Re: Medicine at Sea advice
As an Emergency Physician for 30 years and sailor for much longer than that, I also serve as Fleet Surgeon for our club. I am almost daily pressed into service for boating related illness/injuries. My advice: keep it simple. The following list is one I use for this presentation.
Control of bleeding
Orthopedic injuries—sprains, strains, fractures
Laceration and wound care
Insect bites and stings
This list would be augmented for offshore: advanced treatment of the above, and recognition and treatment of infections: pneumonia, urinary tract, skin, gastrointestinal, dental emergencies.
I also have a presentation discussing a proper first aid kit if you'd like that.
Preparation for offshore is very different from day-sailing/coastal cruising.
Offshore preparation requires that you have some prescription medications onboard and know how/when to use them. If you're going offshore, I'd recommend talking to your family doctor about writing prescriptions for some of the essentials to keep stocked on board.
Note that CPR/resuscitation is not on the list above. That's a topic all on it's own and should have a separate course. Every boater should know how to do CPR. While it's good to know more advanced stuff, there are limitations to what you can do offshore. Life-threatening illnesses offshore are exactly that, and your ability to intervene is extremely limited. While I don't want to be too cynical, a patient requiring CPR out-of-range of ground transportation (out of the marina) has virtually a 0% chance of survival. (please don't send me any Lazarus stories).

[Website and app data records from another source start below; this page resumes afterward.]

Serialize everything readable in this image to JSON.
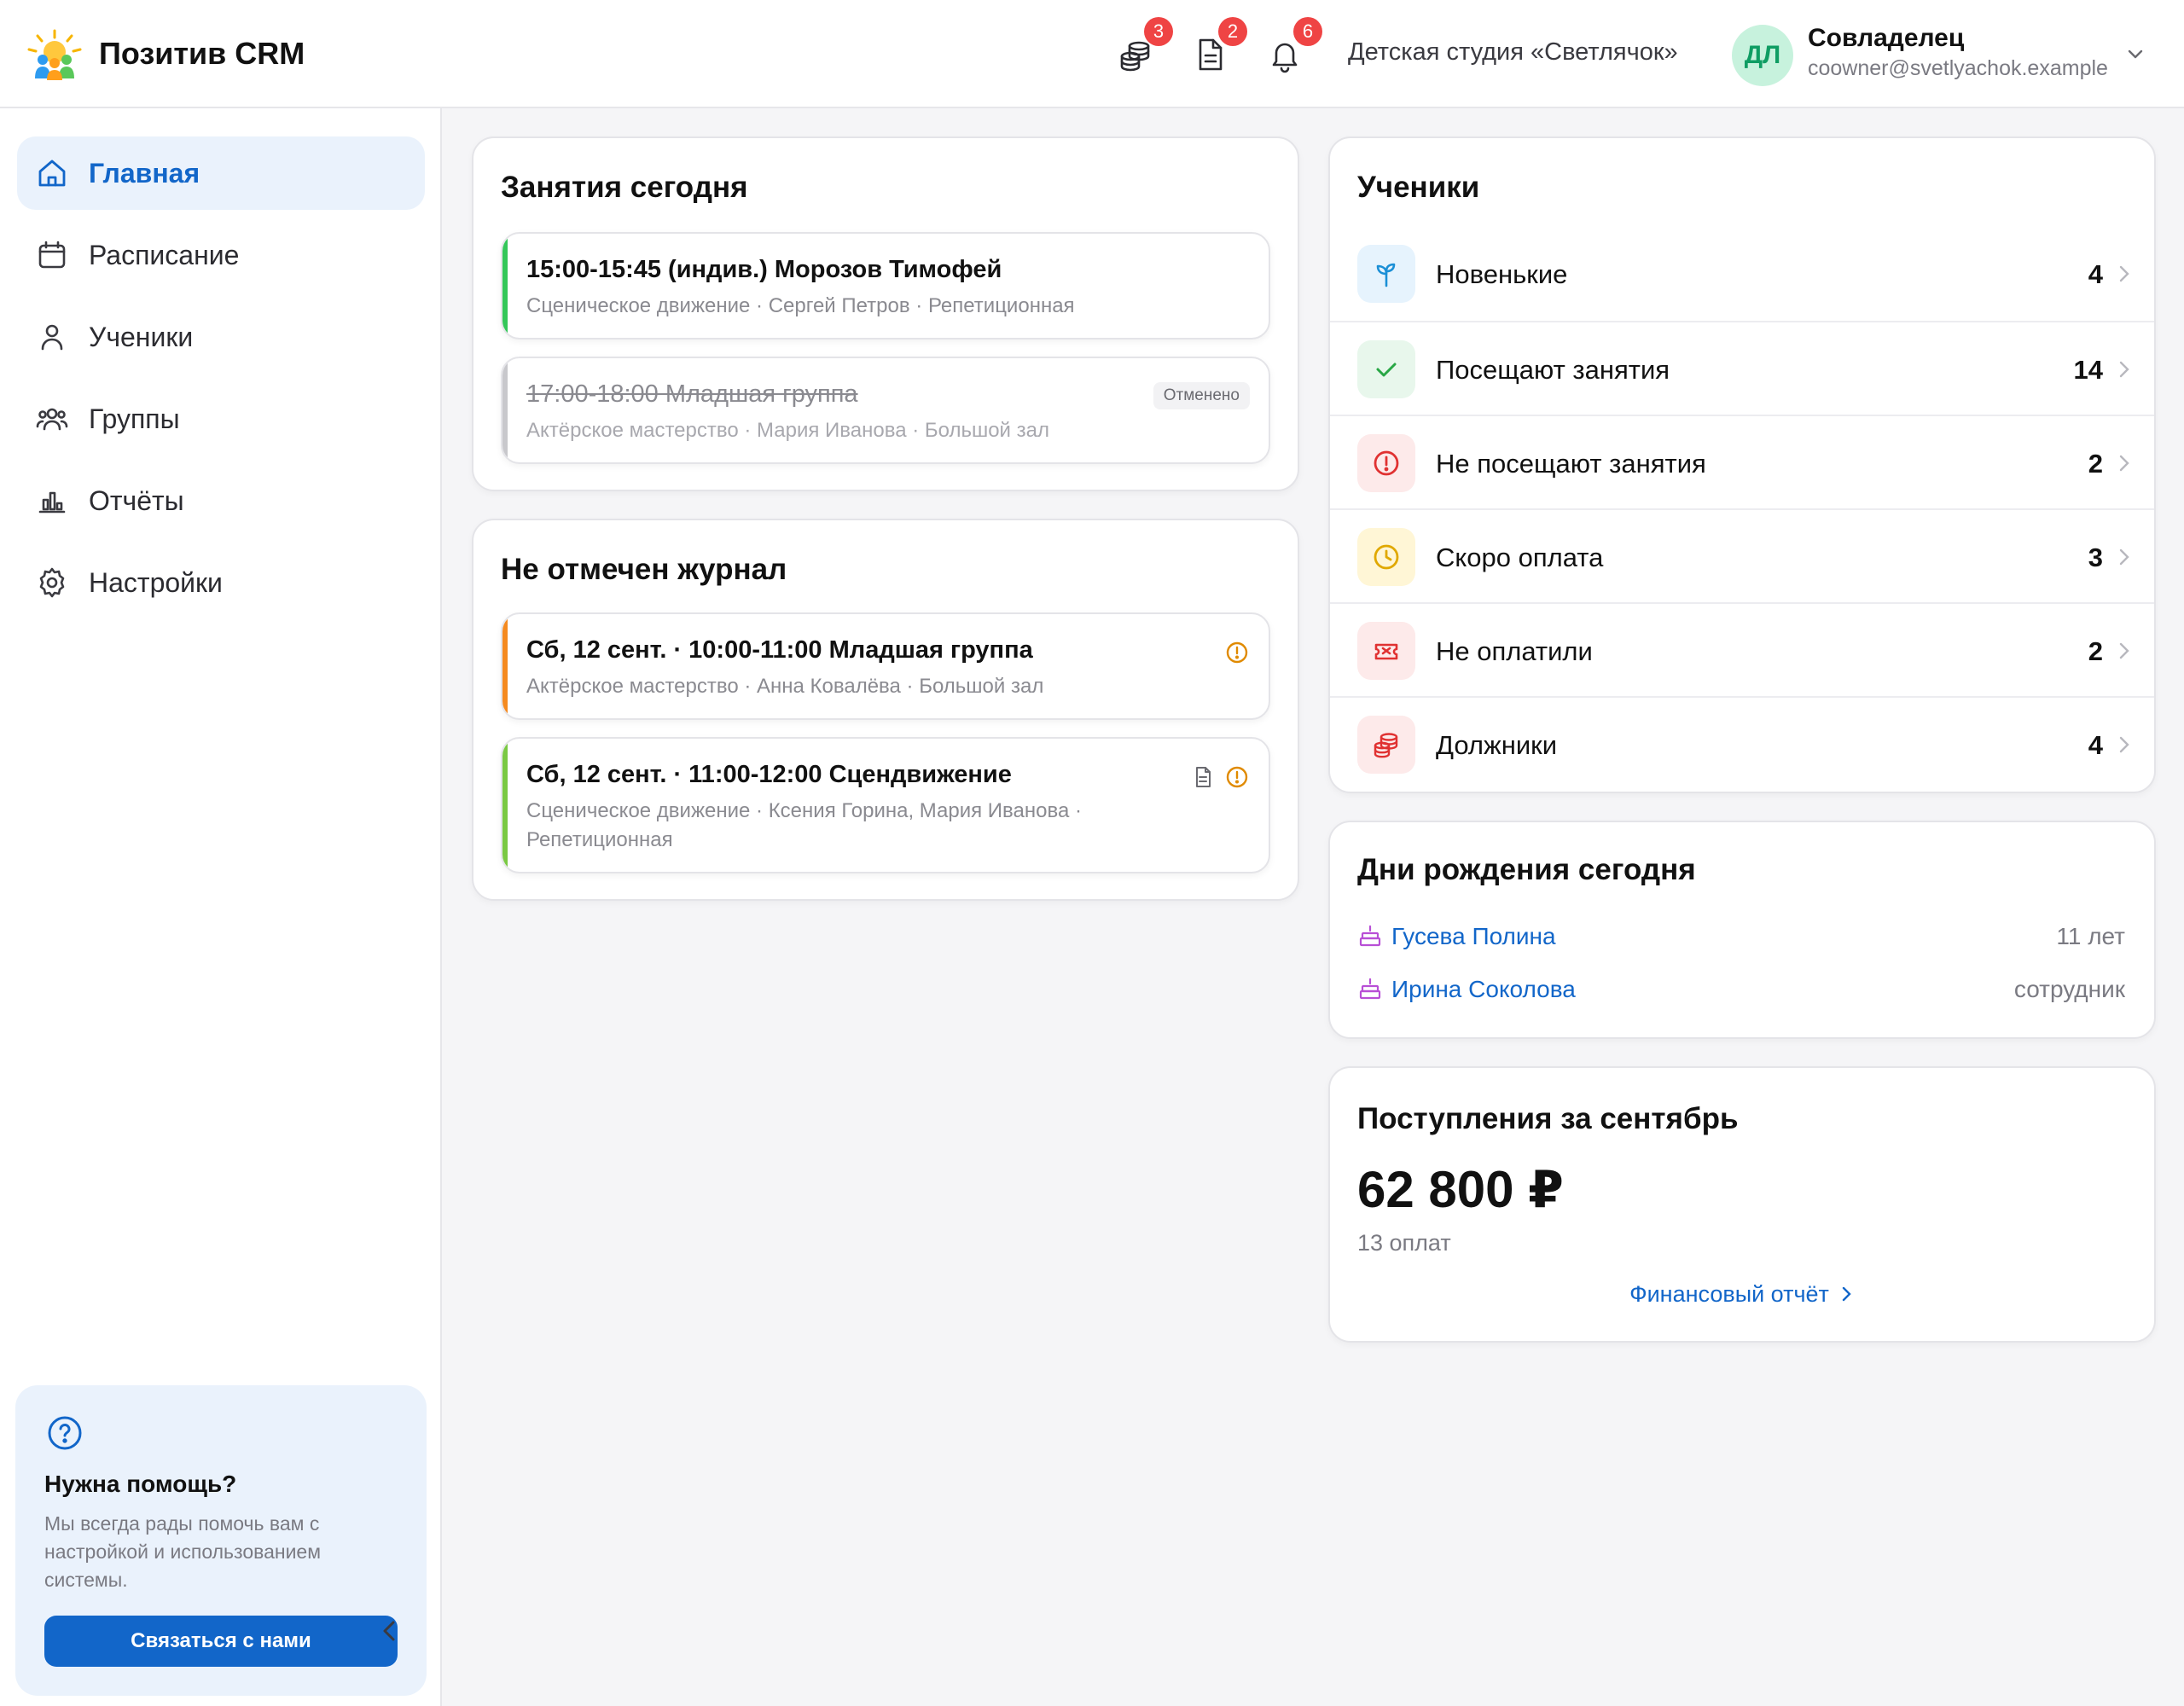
{
  "header": {
    "app_title": "Позитив CRM",
    "studio": "Детская студия «Светлячок»",
    "icons": [
      {
        "name": "finance-icon",
        "badge": "3"
      },
      {
        "name": "document-icon",
        "badge": "2"
      },
      {
        "name": "bell-icon",
        "badge": "6"
      }
    ],
    "user": {
      "initials": "ДЛ",
      "role": "Совладелец",
      "email": "coowner@svetlyachok.example"
    }
  },
  "sidebar": {
    "items": [
      {
        "label": "Главная",
        "icon": "home-icon",
        "active": true
      },
      {
        "label": "Расписание",
        "icon": "calendar-icon"
      },
      {
        "label": "Ученики",
        "icon": "user-icon"
      },
      {
        "label": "Группы",
        "icon": "users-icon"
      },
      {
        "label": "Отчёты",
        "icon": "chart-icon"
      },
      {
        "label": "Настройки",
        "icon": "gear-icon"
      }
    ],
    "help": {
      "title": "Нужна помощь?",
      "text": "Мы всегда рады помочь вам с настройкой и использованием системы.",
      "button": "Связаться с нами"
    }
  },
  "today": {
    "title": "Занятия сегодня",
    "lessons": [
      {
        "title": "15:00-15:45 (индив.) Морозов Тимофей",
        "sub": "Сценическое движение · Сергей Петров · Репетиционная",
        "color": "#34c759",
        "cancelled": false
      },
      {
        "title": "17:00-18:00 Младшая группа",
        "sub": "Актёрское мастерство · Мария Иванова · Большой зал",
        "color": "#c8c8cc",
        "cancelled": true,
        "tag": "Отменено"
      }
    ]
  },
  "journal": {
    "title": "Не отмечен журнал",
    "lessons": [
      {
        "title": "Сб, 12 сент. · 10:00-11:00 Младшая группа",
        "sub": "Актёрское мастерство · Анна Ковалёва · Большой зал",
        "color": "#f58a1f"
      },
      {
        "title": "Сб, 12 сент. · 11:00-12:00 Сцендвижение",
        "sub": "Сценическое движение · Ксения Горина, Мария Иванова · Репетиционная",
        "color": "#7ac943"
      }
    ]
  },
  "students": {
    "title": "Ученики",
    "rows": [
      {
        "label": "Новенькие",
        "count": "4",
        "icon": "sprout-icon",
        "bg": "#e6f3fd",
        "fg": "#1b8fd6"
      },
      {
        "label": "Посещают занятия",
        "count": "14",
        "icon": "check-icon",
        "bg": "#e8f7ec",
        "fg": "#28a745"
      },
      {
        "label": "Не посещают занятия",
        "count": "2",
        "icon": "alert-icon",
        "bg": "#fdeaea",
        "fg": "#e03131"
      },
      {
        "label": "Скоро оплата",
        "count": "3",
        "icon": "clock-icon",
        "bg": "#fff6d6",
        "fg": "#e0a800"
      },
      {
        "label": "Не оплатили",
        "count": "2",
        "icon": "ticket-icon",
        "bg": "#fdeaea",
        "fg": "#e03131"
      },
      {
        "label": "Должники",
        "count": "4",
        "icon": "coins-icon",
        "bg": "#fdeaea",
        "fg": "#e03131"
      }
    ]
  },
  "birthdays": {
    "title": "Дни рождения сегодня",
    "items": [
      {
        "name": "Гусева Полина",
        "meta": "11 лет"
      },
      {
        "name": "Ирина Соколова",
        "meta": "сотрудник"
      }
    ]
  },
  "income": {
    "title": "Поступления за сентябрь",
    "amount": "62 800 ₽",
    "count": "13 оплат",
    "link": "Финансовый отчёт"
  }
}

This is a huge subject- again, keep it simple.
1977 C&C 30 Mk 1 hailing from Port Clinton, Ohio